Given that GMCSF has very limited sequence data in MSA to start with, does MSA subsampling actually help? The authors could try doing predictions using the traditional AF2 pipeline and compare those distributions against their approach.
Although the authors are right in looking for only the ground and I2 states in Abl kinase predictions, it will be interesting to explore if there were any predictions that matched the I1 state and if not, to speculate why more extensively
The data on some of the max_seq:extra_seq optimizations discussed for Abl kinase is missing. For example, 512:8 or 8:1024
There is no citation provided for the single and double mutants whose relative ground state populations were tested for Abl Kinase.
The nature of these mutations on Abl Kinase is not discussed. Are some of these mutations pathogenic or drug-resistant? It will be interesting to correlate the nature of mutation with its structural effects.The authors could provide more introduction of how these mutations were identified and add more discussion on trends.
What is the rationale behind choosing the PCs mentioned by the authors for Abl kinase enhanced sampling?
Why have the authors not shown the RMSD distribution of Distance 2 in Figure 4C?
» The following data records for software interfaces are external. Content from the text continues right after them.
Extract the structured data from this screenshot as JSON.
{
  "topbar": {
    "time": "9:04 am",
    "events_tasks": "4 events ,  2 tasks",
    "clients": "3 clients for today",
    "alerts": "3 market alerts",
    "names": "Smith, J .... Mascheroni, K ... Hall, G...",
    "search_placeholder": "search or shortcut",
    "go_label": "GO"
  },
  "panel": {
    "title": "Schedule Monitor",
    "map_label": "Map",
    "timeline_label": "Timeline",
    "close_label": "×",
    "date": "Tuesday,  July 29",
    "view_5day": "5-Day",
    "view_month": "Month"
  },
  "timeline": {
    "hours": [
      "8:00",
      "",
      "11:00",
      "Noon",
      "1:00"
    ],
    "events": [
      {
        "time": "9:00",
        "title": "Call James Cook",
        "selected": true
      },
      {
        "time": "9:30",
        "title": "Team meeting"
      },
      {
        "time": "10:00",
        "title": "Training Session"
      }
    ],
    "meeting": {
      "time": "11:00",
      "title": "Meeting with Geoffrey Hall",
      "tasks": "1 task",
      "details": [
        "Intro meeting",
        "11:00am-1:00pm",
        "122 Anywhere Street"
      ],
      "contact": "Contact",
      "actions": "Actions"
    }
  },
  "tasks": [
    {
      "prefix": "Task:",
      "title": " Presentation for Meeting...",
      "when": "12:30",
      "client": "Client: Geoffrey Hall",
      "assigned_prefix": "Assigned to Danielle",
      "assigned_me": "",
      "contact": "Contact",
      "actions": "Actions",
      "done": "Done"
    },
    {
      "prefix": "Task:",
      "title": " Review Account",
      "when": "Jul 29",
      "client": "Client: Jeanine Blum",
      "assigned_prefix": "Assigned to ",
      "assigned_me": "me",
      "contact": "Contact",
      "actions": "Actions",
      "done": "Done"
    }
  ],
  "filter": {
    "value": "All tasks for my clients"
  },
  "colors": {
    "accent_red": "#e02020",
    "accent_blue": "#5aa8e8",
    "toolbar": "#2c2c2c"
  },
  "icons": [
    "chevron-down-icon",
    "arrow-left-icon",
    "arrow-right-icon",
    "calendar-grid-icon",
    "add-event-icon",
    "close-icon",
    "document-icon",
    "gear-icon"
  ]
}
How were the mutations on the histidine triad of GMCSF chosen?
Sebollela et al. 2005 (https://pubmed.ncbi.nlm.nih.gov/16027123/), which is not cited in this paper specifically but cited in one of the papers (Cui et al. 2020 - https://doi.org/10.1021/acs.biochem.0c00538) that this paper cites, substitutes H15 with alanine to demonstrate a decrease in heparin affinity
For the GMCSF system, do the authors see a relationship between the plDDT scores and the extent of RMSD?
Prior work that uses AF2 to sample conformational ensembles has seen that AF2 is able to predict more diverse conformations when the protein is not part of AF2’s training dataset. Was GMSCF part of the training dataset? If yes, how would the author’s approach vary for a protein that is not part of the training dataset?
Some of the figures are not informative/important enough to be main figures. For example, Figure 2 is mainly the AF2 pipeline, Figure 5 is just a pictorial representation of Supplementary Table S1. Also, Figures 6 and 7 could be combined into a single figure.
The CSP data for H15N is not shown in Figure 9B whereas its RMSD is shown in Figure 9C
The cut-off values used for jackhmmer not mentioned.
Residues are being addressed as codons in some places in the text
The authors may also want to include a few sentences contrasting their approach with this recently posted work: https://www.biorxiv.org/content/10.1101/2023.08.06.552168v1 in the introduction or discussion.
Review written by Ashraya Ravikumar and Sonya Lee with input from other Fraser Lab members at UCSF
The author declares that they have no competing interests.